Sketchy Dudes, Ratty Cars

I probably should have called the cops.

A sketchy looking dude was slumped in a ratty car parked directly across the street. I wish I could say this occurrence is an anomaly in my neck of the Manhattan woods. Sketchy looking dudes slumped in ratty vehicles have appeared off and on directly across the street for years, causing me no direct harm.

Live and let live.     

Our ‘hood is a baby boomer, most of the houses built in the late ‘50s and early ‘60s. It was annexed into the city shortly before we moved in, nearly 20 years ago, allowing for city services. Before that it was septic tanks and water wells all up in here. It’s not a cul-de-sac, but it is one big loop, limiting the reasons for anyone who doesn’t live here, to be here.  
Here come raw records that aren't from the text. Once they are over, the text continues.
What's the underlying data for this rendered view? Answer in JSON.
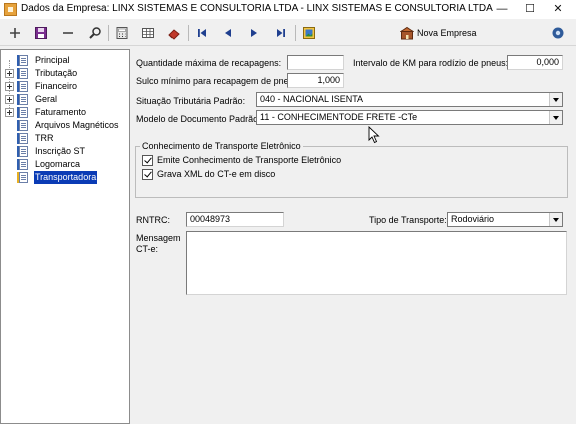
{
  "window": {
    "title": "Dados da Empresa: LINX SISTEMAS E CONSULTORIA LTDA - LINX SISTEMAS E CONSULTORIA LTDA",
    "minimize_glyph": "—",
    "maximize_glyph": "☐",
    "close_glyph": "✕"
  },
  "toolbar": {
    "nova_empresa_label": "Nova Empresa",
    "buttons": [
      "add-icon",
      "save-icon",
      "remove-icon",
      "search-icon",
      "calculator-icon",
      "grid-icon",
      "eraser-icon",
      "first-record-icon",
      "previous-record-icon",
      "next-record-icon",
      "last-record-icon",
      "image-icon",
      "new-company-icon",
      "gear-icon"
    ]
  },
  "tree": {
    "items": [
      {
        "label": "Principal",
        "expandable": false
      },
      {
        "label": "Tributação",
        "expandable": true
      },
      {
        "label": "Financeiro",
        "expandable": true
      },
      {
        "label": "Geral",
        "expandable": true
      },
      {
        "label": "Faturamento",
        "expandable": true
      },
      {
        "label": "Arquivos Magnéticos",
        "expandable": false
      },
      {
        "label": "TRR",
        "expandable": false
      },
      {
        "label": "Inscrição ST",
        "expandable": false
      },
      {
        "label": "Logomarca",
        "expandable": false
      },
      {
        "label": "Transportadora",
        "expandable": false,
        "selected": true
      }
    ]
  },
  "form": {
    "qtd_recapagens_label": "Quantidade máxima de recapagens:",
    "qtd_recapagens_value": "",
    "intervalo_km_label": "Intervalo de KM para rodízio de pneus:",
    "intervalo_km_value": "0,000",
    "sulco_label": "Sulco mínimo para recapagem de pneu:",
    "sulco_value": "1,000",
    "situacao_label": "Situação Tributária Padrão:",
    "situacao_value": "040 - NACIONAL ISENTA",
    "modelo_label": "Modelo de Documento Padrão:",
    "modelo_value": "11 - CONHECIMENTODE FRETE -CTe",
    "cte_group_title": "Conhecimento de Transporte Eletrônico",
    "emite_cte_label": "Emite Conhecimento de Transporte Eletrônico",
    "emite_cte_checked": true,
    "grava_xml_label": "Grava XML do CT-e em disco",
    "grava_xml_checked": true,
    "rntrc_label": "RNTRC:",
    "rntrc_value": "00048973",
    "tipo_transporte_label": "Tipo de Transporte:",
    "tipo_transporte_value": "Rodoviário",
    "mensagem_label_1": "Mensagem",
    "mensagem_label_2": "CT-e:",
    "mensagem_value": ""
  }
}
Easy to see why the developers picked this area. We’re built into a Flint Hill (actually, more of a Flint Gradual Incline). There are some massive cottonwoods interspersed that predate the houses. One of them is ours. We love it, even though the behemoth drops literally three dozen full-size lawn and leaf bags worth this time of year. Yeah, I counted.

It’s a quiet neighborhood. Smattering of professional couples, some young families with kids, a few Fort Riley families, handful of retirees. A hipster couple recently moved in down the street and painted their house mustard yellow, trimmed in burgundy. A bright, welcome change of pace from our white, beige, grey and forest green system norm. Couple of rentals, inhabited by college kids. You can tell by the out-of-county plates and occasional Sunday morning collection of red Solo cups in the driveway. (Every Cat a Wild Man).
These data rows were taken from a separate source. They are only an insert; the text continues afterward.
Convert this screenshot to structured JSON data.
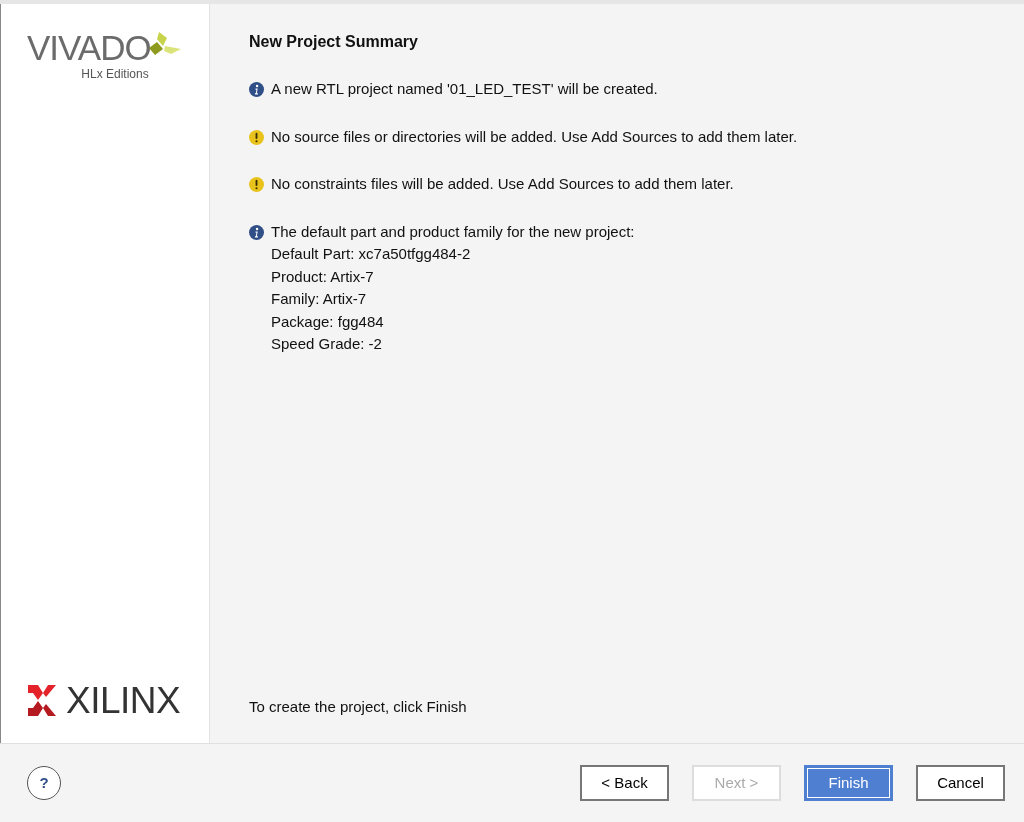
{
  "sidebar": {
    "product_logo": {
      "name": "VIVADO",
      "edition": "HLx Editions"
    },
    "company_logo": {
      "name": "XILINX"
    }
  },
  "page": {
    "title": "New Project Summary",
    "messages": [
      {
        "kind": "info",
        "text": "A new RTL project named '01_LED_TEST' will be created."
      },
      {
        "kind": "warning",
        "text": "No source files or directories will be added. Use Add Sources to add them later."
      },
      {
        "kind": "warning",
        "text": "No constraints files will be added. Use Add Sources to add them later."
      },
      {
        "kind": "info",
        "text": "The default part and product family for the new project:",
        "details": [
          "Default Part: xc7a50tfgg484-2",
          "Product: Artix-7",
          "Family: Artix-7",
          "Package: fgg484",
          "Speed Grade: -2"
        ]
      }
    ],
    "footer_text": "To create the project, click Finish"
  },
  "help_button": {
    "label": "?"
  },
  "buttons": [
    {
      "label": "< Back",
      "disabled": false,
      "focused": false
    },
    {
      "label": "Next >",
      "disabled": true,
      "focused": false
    },
    {
      "label": "Finish",
      "disabled": false,
      "focused": true
    },
    {
      "label": "Cancel",
      "disabled": false,
      "focused": false
    }
  ]
}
lime bananas.jpg

On neighborhood garage sale days, we empty our closets and garages of the junk that until that weekend we thought we could not live without and proceed to live without it. Occasionally, a neighborhood potluck. The retirees bring casseroles and sliced bananas congealed in lime Jell-O, the professional couples bring three-bean salad from Dillon’s and the hipsters bring hummus. 

A few years ago, a then-college student niece called while house/dog sitting, worried about some sketchy looking dude slumped in a ratty car parked across the street. Don’t sweat it, I told her. They’re harmless. I never gave much thought to why they might be there. So long as they’re not interfering with my life, it’s none of my business, really.     
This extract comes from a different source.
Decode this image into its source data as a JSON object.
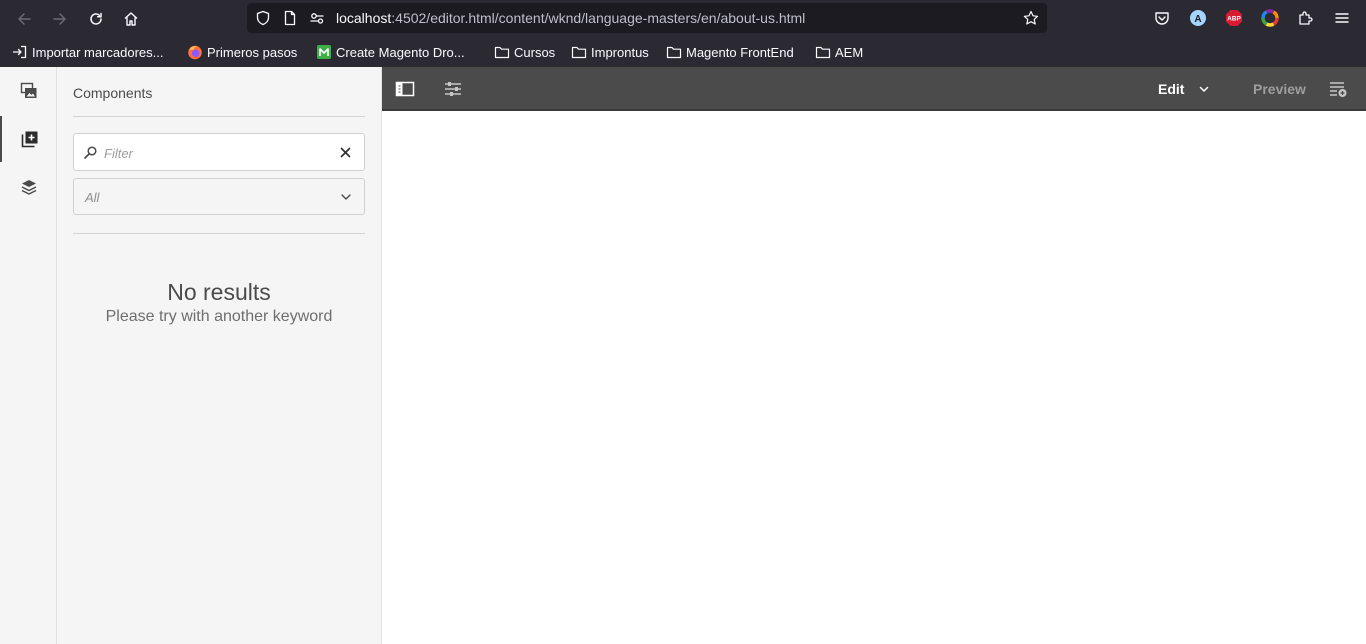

About a year ago, headed home one afternoon, I pull into the loop behind the Riley County Police Department’s crime scene truck. As I near my house, I see a couple of parked squad cars, blue and red lights flashing, three or four cops in Kevlar, and some people whom I don’t recognize, handcuffed.

Directly across the street.


The next day’s arrest report revealed my neighbors were snagged in a dragnet stemming from a months-long investigation spanning two counties. Distribution of methamphetamine.

Ever since the bust, I’ve kept my distance, not that we were ever best buds anyway. We would exchange the occasional wave while mowing our respective Flint Gradual Incline lawns. How would I engage in small talk now? “Say neighbor, how goes the crank business?”      

Just a couple of months ago, I came home to find more squad cars with lights flashing, this time at the loop entrance, officers on foot, obviously searching for someone. A few weeks later, more cops a couple doors down, called to quell what I took to be a domestic dispute. As far as I know, these incidents are unrelated.   

Has ours become a neighborhood in transition? Lately, I find myself thinking about property values. I’m no real estate expert, but I can’t imagine felony crime directly across the street as a selling point.     

Recently we’ve thought about getting a gun. Thoughts breed discussions which lead to decisions. Still in the thinking phase, but would the thought have entered my mind, absent the series of sketchy looking dudes slumped in ratty cars parked directly across the street and the subsequent arrests?

What if I had called the cops? Looking sketchy, bad posture and driving a ratty car may be gauche, but it’s not illegal.

Since the arrests, the sketchy looking dudes slumped in ratty cars have been fewer and further between, but they’ve not vanished completely. What are they doing there? Logic, common sense and recent history lead me to some educated guesses. Where’s the sweet spot between minding my own business and squealing on potential neighborhood tweakers?